Dataset content:
§ §
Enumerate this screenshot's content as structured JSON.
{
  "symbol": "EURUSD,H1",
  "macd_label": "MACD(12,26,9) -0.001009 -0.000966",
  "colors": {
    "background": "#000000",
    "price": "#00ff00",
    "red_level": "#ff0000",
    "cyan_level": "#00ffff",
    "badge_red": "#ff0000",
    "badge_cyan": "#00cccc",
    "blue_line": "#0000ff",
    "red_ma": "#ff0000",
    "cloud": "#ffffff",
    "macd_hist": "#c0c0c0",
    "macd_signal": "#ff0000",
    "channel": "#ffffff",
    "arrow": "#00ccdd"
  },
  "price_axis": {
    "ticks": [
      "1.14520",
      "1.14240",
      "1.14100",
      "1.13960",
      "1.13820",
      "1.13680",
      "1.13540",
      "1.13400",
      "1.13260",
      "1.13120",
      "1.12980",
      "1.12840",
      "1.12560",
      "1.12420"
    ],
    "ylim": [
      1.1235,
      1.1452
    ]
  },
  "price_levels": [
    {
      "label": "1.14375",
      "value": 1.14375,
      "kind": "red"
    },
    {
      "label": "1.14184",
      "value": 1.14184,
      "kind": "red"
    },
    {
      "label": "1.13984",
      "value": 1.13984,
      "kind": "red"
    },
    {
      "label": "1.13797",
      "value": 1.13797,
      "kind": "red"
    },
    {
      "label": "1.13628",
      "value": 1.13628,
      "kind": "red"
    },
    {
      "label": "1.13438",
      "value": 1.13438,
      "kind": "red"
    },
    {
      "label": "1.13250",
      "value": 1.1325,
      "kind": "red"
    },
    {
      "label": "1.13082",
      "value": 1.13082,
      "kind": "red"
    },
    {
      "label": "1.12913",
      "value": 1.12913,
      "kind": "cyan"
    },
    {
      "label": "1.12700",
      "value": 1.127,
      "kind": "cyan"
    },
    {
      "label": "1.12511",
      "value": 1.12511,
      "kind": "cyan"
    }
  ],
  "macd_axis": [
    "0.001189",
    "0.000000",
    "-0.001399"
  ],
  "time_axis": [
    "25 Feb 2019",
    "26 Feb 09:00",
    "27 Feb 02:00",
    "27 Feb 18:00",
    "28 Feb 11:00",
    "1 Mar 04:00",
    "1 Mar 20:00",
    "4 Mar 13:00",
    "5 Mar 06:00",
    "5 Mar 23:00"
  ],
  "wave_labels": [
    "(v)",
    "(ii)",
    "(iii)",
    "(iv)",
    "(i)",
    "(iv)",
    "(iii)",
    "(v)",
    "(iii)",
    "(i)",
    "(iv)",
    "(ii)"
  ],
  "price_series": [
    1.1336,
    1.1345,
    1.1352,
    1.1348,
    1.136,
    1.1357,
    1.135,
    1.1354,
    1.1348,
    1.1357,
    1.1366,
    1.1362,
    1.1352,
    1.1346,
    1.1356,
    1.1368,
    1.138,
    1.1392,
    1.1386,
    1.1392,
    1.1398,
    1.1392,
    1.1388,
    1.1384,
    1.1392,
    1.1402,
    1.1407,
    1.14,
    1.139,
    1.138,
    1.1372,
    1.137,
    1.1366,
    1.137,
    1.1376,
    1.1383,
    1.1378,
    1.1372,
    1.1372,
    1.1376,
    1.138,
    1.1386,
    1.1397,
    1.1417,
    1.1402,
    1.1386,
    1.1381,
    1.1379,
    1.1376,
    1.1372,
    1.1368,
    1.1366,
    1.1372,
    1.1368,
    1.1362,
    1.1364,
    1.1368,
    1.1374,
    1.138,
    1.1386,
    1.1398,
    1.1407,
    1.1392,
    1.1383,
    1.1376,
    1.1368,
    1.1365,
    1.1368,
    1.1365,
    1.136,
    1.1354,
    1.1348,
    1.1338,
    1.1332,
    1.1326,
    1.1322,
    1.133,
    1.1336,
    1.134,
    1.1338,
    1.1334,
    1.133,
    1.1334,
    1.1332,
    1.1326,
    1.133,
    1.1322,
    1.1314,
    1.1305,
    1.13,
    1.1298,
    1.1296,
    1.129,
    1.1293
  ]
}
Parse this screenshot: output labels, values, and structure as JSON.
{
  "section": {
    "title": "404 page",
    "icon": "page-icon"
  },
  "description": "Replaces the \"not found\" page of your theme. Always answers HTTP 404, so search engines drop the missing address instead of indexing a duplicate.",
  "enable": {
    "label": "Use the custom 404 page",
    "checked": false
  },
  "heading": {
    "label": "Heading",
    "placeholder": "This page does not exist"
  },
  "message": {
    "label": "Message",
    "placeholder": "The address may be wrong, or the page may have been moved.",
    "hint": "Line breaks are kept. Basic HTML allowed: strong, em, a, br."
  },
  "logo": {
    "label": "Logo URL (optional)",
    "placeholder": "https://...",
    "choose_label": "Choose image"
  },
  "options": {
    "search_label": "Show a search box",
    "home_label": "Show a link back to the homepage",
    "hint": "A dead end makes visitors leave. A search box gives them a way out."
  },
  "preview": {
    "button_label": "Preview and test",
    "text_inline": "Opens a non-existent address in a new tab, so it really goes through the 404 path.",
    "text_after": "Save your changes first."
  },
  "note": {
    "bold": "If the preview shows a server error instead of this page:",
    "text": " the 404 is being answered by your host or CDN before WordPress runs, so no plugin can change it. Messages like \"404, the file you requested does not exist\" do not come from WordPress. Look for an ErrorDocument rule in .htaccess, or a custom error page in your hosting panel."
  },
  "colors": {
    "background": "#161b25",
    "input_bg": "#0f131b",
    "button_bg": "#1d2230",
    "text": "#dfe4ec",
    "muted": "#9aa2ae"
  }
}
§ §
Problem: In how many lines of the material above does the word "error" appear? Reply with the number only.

Written answer: 2